*** Opening STUDY MATERIAL ***

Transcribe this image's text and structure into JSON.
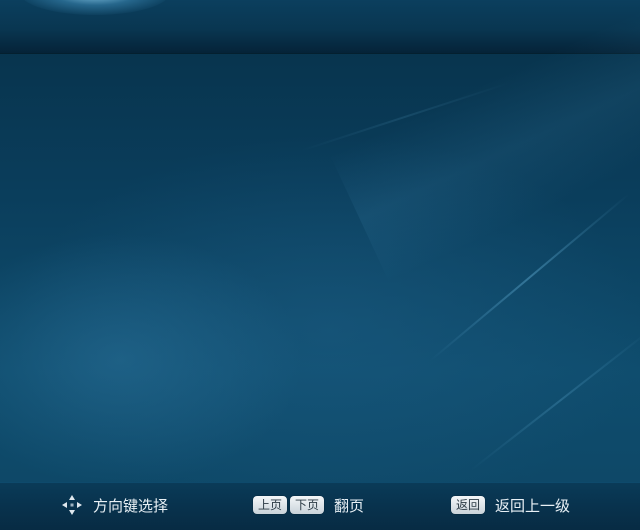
{
  "footer": {
    "select_hint": {
      "icon": "dpad-icon",
      "label": "方向键选择"
    },
    "page_hint": {
      "keys": [
        "上页",
        "下页"
      ],
      "label": "翻页"
    },
    "back_hint": {
      "key": "返回",
      "label": "返回上一级"
    }
  },
  "colors": {
    "background": "#0a3d5b",
    "bar": "#08324d",
    "text": "#e8f0f5",
    "key_face": "#dfe6ea"
  }
}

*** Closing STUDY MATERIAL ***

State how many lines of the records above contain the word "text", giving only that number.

2